— Your assignment —
If a record holds a picture, omit the picture, but copy everything else below exactly.

[Data provided — start]

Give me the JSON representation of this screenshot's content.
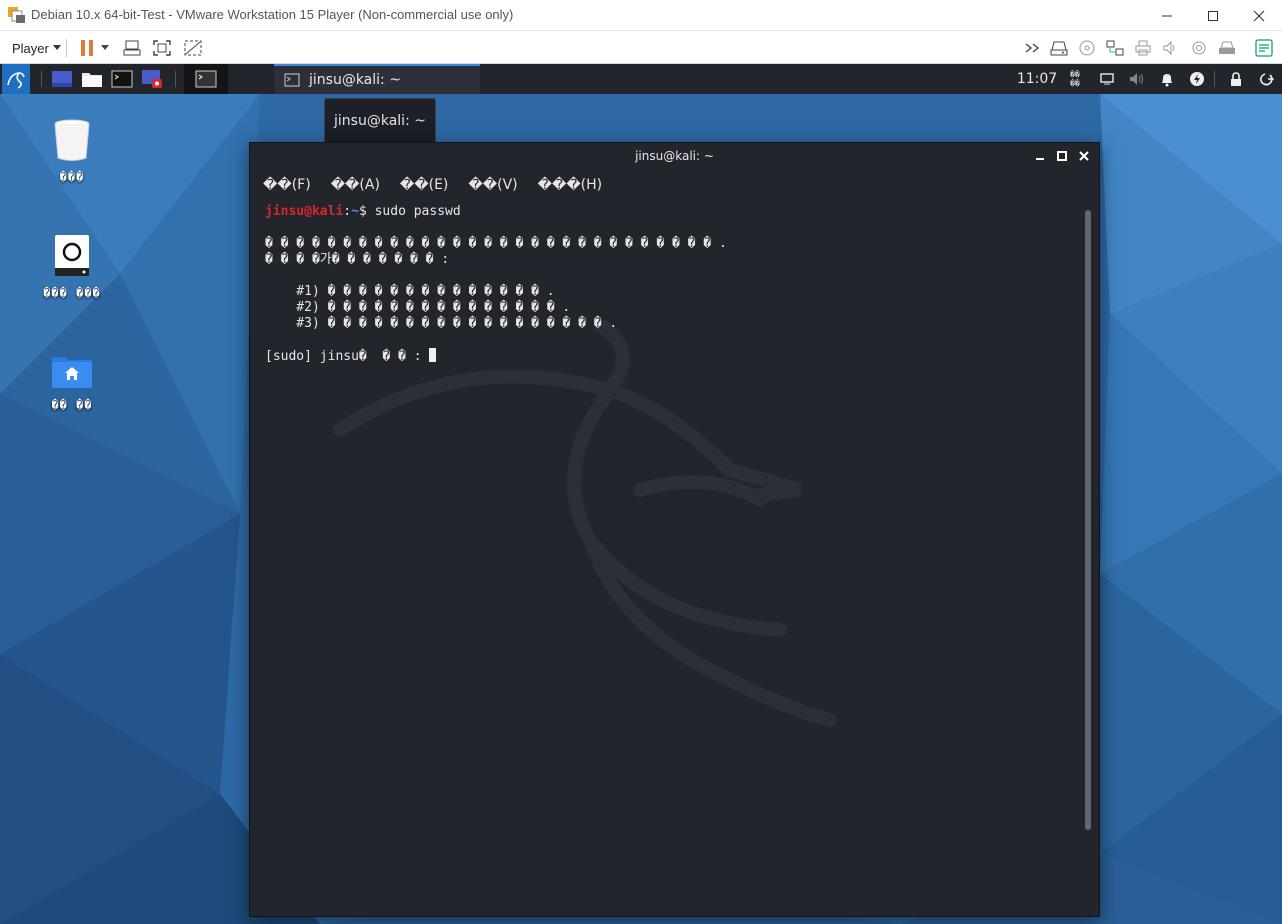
{
  "vmware": {
    "window_title": "Debian 10.x 64-bit-Test - VMware Workstation 15 Player (Non-commercial use only)",
    "player_menu_label": "Player",
    "window_controls": [
      "minimize-icon",
      "maximize-icon",
      "close-icon"
    ],
    "toolbar_left_icons": [
      "pause-icon",
      "dropdown-icon",
      "send-ctrl-alt-del-icon",
      "fullscreen-icon",
      "unity-icon"
    ],
    "toolbar_right_icons": [
      "expand-devices-icon",
      "hard-disk-icon",
      "cd-icon",
      "network-icon",
      "printer-icon",
      "sound-icon",
      "camera-icon",
      "usb-icon",
      "message-log-icon"
    ],
    "colors": {
      "pause": "#e07a2c",
      "message-log": "#2fb08c"
    }
  },
  "panel": {
    "launcher_icons": [
      "kali-menu-icon",
      "workspace-icon",
      "file-manager-icon",
      "terminal-launcher-icon",
      "screen-recorder-icon",
      "active-terminal-icon"
    ],
    "task_label": "jinsu@kali: ~",
    "clock": "11:07",
    "clock_date": "��\n��",
    "tray_icons": [
      "display-icon",
      "volume-icon",
      "notification-bell-icon",
      "power-manager-icon",
      "lock-icon",
      "logout-icon"
    ]
  },
  "tooltip": {
    "text": "jinsu@kali: ~"
  },
  "desktop": {
    "icons": [
      {
        "name": "trash",
        "label": "���"
      },
      {
        "name": "file-system",
        "label": "��� ���"
      },
      {
        "name": "home",
        "label": "�� ��"
      }
    ]
  },
  "terminal": {
    "title": "jinsu@kali: ~",
    "menus": [
      "��(F)",
      "��(A)",
      "��(E)",
      "��(V)",
      "���(H)"
    ],
    "prompt_user": "jinsu@kali",
    "prompt_sep": ":",
    "prompt_path": "~",
    "prompt_dollar": "$",
    "command": " sudo passwd",
    "output": [
      "",
      "� � � � � � � � � � � � � � � � � � � � � � � � � � � � � .",
      "� � � �가� � � � � � � :",
      "",
      "    #1) � � � � � � � � � � � � � � .",
      "    #2) � � � � � � � � � � � � � � � .",
      "    #3) � � � � � � � � � � � � � � � � � � .",
      "",
      "[sudo] jinsu�  � � : "
    ],
    "colors": {
      "prompt_user": "#d8262c",
      "prompt_path": "#4a8cf2",
      "background": "#22252c"
    }
  }
}
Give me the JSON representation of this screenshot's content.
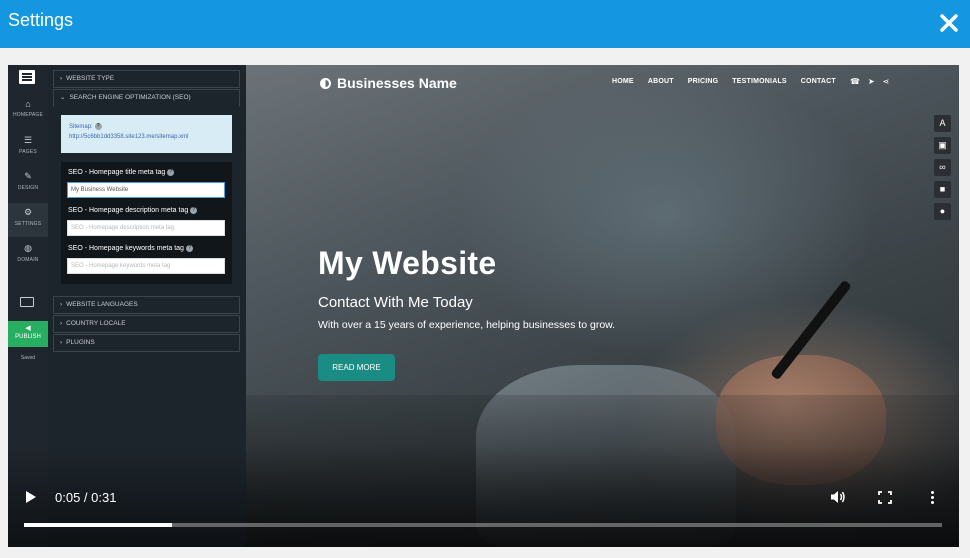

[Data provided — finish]

— Answer space —
Give me the JSON representation of this screenshot's content.
{
  "vmware": {
    "window_title": "Debian 10.x 64-bit-Test - VMware Workstation 15 Player (Non-commercial use only)",
    "player_menu_label": "Player",
    "window_controls": [
      "minimize-icon",
      "maximize-icon",
      "close-icon"
    ],
    "toolbar_left_icons": [
      "pause-icon",
      "dropdown-icon",
      "send-ctrl-alt-del-icon",
      "fullscreen-icon",
      "unity-icon"
    ],
    "toolbar_right_icons": [
      "expand-devices-icon",
      "hard-disk-icon",
      "cd-icon",
      "network-icon",
      "printer-icon",
      "sound-icon",
      "camera-icon",
      "usb-icon",
      "message-log-icon"
    ],
    "colors": {
      "pause": "#e07a2c",
      "message-log": "#2fb08c"
    }
  },
  "panel": {
    "launcher_icons": [
      "kali-menu-icon",
      "workspace-icon",
      "file-manager-icon",
      "terminal-launcher-icon",
      "screen-recorder-icon",
      "active-terminal-icon"
    ],
    "task_label": "jinsu@kali: ~",
    "clock": "11:07",
    "clock_date": "��\n��",
    "tray_icons": [
      "display-icon",
      "volume-icon",
      "notification-bell-icon",
      "power-manager-icon",
      "lock-icon",
      "logout-icon"
    ]
  },
  "tooltip": {
    "text": "jinsu@kali: ~"
  },
  "desktop": {
    "icons": [
      {
        "name": "trash",
        "label": "���"
      },
      {
        "name": "file-system",
        "label": "��� ���"
      },
      {
        "name": "home",
        "label": "�� ��"
      }
    ]
  },
  "terminal": {
    "title": "jinsu@kali: ~",
    "menus": [
      "��(F)",
      "��(A)",
      "��(E)",
      "��(V)",
      "���(H)"
    ],
    "prompt_user": "jinsu@kali",
    "prompt_sep": ":",
    "prompt_path": "~",
    "prompt_dollar": "$",
    "command": " sudo passwd",
    "output": [
      "",
      "� � � � � � � � � � � � � � � � � � � � � � � � � � � � � .",
      "� � � �가� � � � � � � :",
      "",
      "    #1) � � � � � � � � � � � � � � .",
      "    #2) � � � � � � � � � � � � � � � .",
      "    #3) � � � � � � � � � � � � � � � � � � .",
      "",
      "[sudo] jinsu�  � � : "
    ],
    "colors": {
      "prompt_user": "#d8262c",
      "prompt_path": "#4a8cf2",
      "background": "#22252c"
    }
  }
}
Give me the JSON representation of this screenshot's content.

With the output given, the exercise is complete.